Among the entries, which lines carry the string "JSON"? Copy each of them.
═══
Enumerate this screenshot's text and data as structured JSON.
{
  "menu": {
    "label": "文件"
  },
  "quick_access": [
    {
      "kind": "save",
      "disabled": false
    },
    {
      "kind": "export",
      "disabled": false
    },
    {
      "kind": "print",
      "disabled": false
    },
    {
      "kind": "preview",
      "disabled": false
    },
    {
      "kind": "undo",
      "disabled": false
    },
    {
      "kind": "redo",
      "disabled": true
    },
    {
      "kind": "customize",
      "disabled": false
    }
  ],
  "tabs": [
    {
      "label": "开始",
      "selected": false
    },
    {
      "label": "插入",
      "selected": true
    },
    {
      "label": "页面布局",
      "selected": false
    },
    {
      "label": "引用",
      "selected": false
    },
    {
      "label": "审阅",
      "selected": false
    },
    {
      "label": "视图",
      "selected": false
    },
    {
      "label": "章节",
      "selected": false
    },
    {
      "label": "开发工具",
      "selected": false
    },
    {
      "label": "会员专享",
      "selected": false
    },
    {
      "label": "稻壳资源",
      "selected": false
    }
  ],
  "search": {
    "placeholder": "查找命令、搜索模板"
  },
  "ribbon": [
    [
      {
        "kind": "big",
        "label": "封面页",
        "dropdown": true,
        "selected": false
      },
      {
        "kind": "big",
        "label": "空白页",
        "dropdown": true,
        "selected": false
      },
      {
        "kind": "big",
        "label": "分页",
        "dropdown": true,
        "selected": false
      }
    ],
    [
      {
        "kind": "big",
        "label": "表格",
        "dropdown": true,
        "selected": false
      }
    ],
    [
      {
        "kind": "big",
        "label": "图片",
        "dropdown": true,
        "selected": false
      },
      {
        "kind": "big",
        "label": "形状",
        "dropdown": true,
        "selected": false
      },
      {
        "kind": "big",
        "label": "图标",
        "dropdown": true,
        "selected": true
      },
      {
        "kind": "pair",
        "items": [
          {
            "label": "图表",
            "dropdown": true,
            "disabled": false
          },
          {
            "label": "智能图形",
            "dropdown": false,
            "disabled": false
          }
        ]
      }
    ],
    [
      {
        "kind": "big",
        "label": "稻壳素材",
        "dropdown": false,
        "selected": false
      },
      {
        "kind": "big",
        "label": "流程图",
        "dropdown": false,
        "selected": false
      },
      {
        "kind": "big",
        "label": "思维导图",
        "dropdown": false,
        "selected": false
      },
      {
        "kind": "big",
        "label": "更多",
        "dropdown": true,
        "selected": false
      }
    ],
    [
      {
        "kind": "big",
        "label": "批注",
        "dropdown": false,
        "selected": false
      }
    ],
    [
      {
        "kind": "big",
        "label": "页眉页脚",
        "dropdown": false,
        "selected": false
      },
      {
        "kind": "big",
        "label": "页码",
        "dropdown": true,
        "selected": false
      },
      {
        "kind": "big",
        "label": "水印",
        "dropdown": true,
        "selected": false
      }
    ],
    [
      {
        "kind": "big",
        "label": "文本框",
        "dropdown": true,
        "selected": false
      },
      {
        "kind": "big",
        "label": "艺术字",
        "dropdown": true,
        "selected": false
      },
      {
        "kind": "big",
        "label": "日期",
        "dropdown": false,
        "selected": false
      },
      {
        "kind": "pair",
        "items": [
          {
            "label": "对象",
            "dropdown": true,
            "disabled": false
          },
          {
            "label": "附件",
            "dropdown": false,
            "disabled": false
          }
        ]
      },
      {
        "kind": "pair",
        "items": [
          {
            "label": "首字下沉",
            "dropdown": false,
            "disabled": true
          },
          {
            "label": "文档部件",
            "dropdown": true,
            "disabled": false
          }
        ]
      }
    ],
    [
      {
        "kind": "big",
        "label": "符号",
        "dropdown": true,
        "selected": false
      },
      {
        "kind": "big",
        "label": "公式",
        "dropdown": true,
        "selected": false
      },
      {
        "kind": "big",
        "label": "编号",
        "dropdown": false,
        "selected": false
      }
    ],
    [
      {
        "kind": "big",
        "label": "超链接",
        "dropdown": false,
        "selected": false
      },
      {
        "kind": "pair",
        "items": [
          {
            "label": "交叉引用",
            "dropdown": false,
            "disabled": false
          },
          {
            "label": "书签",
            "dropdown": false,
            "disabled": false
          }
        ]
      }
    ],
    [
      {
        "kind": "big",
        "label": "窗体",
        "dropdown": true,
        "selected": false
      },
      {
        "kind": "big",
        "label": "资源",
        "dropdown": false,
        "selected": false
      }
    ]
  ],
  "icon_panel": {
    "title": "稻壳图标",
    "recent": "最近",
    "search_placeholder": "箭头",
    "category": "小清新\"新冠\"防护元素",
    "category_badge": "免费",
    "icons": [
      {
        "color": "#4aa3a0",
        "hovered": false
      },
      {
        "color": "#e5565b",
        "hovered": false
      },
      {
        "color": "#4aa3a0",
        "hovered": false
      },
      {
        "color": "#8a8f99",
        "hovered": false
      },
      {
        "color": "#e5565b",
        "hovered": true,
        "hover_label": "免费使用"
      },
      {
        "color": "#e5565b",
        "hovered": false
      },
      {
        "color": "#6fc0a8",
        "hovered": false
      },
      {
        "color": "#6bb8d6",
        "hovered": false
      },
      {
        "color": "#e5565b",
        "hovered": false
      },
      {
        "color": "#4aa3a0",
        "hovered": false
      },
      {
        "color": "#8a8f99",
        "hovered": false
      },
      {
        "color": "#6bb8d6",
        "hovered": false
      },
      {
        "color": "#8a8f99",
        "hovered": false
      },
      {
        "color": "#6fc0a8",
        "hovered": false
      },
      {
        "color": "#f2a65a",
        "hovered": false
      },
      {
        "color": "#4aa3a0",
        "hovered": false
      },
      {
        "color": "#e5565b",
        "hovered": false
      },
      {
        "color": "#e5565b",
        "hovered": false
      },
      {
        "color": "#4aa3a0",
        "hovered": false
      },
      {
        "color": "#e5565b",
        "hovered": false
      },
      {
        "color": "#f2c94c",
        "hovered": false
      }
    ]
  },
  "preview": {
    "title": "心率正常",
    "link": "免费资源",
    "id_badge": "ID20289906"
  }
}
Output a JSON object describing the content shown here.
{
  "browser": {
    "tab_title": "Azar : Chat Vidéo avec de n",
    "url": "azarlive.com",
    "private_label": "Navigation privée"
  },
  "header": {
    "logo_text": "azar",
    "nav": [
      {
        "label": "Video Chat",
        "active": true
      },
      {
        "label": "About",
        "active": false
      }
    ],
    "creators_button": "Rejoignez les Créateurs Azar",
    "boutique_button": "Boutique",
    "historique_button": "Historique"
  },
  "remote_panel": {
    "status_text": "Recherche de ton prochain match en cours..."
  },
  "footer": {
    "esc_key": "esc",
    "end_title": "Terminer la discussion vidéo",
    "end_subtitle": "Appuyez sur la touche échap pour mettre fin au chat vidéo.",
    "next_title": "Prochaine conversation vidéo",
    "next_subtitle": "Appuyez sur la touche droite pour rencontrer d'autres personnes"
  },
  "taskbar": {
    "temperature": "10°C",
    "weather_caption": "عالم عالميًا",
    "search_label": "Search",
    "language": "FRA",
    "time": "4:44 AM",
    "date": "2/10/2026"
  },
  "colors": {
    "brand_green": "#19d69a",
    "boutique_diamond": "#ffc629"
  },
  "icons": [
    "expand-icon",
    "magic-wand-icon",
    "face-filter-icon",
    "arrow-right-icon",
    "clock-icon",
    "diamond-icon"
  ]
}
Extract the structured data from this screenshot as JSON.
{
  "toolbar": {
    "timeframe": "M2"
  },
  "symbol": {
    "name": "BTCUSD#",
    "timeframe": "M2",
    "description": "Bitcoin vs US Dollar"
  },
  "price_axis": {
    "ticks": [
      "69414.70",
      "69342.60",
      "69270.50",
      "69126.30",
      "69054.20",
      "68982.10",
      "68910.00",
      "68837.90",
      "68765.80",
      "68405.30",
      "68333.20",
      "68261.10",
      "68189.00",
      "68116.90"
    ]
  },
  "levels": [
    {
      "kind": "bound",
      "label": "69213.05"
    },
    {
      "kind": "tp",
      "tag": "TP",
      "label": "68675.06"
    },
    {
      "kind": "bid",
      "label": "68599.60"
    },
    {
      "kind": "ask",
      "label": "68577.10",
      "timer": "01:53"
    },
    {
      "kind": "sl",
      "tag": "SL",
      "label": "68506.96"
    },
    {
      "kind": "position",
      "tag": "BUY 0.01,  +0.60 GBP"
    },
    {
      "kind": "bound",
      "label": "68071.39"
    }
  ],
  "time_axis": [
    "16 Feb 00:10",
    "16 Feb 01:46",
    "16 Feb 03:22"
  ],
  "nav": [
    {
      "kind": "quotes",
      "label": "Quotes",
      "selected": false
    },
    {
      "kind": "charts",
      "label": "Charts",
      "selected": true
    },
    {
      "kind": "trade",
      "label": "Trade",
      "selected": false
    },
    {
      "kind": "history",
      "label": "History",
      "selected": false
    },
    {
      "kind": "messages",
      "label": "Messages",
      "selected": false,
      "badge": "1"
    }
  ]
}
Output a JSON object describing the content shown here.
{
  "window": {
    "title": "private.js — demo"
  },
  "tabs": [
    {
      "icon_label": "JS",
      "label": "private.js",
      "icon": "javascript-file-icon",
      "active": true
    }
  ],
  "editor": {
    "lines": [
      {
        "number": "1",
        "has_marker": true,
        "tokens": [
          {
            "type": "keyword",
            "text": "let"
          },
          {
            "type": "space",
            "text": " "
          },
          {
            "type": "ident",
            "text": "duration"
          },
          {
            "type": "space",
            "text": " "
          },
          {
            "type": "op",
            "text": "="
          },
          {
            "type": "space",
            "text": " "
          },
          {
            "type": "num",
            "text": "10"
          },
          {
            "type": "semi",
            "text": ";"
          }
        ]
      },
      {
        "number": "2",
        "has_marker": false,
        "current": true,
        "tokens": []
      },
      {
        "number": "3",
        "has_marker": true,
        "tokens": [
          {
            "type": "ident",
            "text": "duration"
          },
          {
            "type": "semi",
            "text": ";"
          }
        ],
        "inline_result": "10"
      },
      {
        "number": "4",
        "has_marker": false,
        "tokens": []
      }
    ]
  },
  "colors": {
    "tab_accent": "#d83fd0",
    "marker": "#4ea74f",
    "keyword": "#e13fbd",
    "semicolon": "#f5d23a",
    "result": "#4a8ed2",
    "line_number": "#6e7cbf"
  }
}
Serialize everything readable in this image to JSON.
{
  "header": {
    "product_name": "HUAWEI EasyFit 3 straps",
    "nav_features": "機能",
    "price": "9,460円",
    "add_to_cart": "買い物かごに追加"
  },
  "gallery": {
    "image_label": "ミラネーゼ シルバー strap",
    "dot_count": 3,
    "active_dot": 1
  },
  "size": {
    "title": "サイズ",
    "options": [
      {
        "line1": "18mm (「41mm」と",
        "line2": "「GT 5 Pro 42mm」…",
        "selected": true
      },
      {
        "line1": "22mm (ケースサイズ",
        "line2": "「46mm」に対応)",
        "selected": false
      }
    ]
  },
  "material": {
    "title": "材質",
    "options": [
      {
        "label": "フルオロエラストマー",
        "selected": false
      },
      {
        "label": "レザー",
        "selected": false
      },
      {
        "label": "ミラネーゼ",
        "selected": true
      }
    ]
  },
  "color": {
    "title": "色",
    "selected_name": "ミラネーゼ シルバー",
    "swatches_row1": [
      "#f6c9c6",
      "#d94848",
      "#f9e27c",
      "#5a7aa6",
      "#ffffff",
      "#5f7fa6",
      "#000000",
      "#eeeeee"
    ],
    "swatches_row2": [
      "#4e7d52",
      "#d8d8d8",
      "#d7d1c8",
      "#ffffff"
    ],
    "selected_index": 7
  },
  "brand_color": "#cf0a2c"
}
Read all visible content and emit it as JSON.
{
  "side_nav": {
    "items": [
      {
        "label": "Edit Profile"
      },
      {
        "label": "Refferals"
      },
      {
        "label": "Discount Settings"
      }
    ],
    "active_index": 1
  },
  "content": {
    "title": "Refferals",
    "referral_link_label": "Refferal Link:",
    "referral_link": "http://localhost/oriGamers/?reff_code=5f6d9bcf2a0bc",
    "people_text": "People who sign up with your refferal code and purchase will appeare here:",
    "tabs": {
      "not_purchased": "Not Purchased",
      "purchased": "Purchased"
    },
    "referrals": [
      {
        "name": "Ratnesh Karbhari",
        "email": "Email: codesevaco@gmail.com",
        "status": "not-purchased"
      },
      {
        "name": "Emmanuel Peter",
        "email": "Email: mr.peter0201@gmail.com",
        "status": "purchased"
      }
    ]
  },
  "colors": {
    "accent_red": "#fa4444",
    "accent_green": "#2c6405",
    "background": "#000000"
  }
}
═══
_COMPLETED EXERCISE_
Enumerate this screenshot's text and data as structured JSON.
Output a JSON object describing the content shown here.
Extract the structured data from this screenshot as JSON.
Output a JSON object describing the content shown here.
Serialize everything readable in this image to JSON.
Read all visible content and emit it as JSON.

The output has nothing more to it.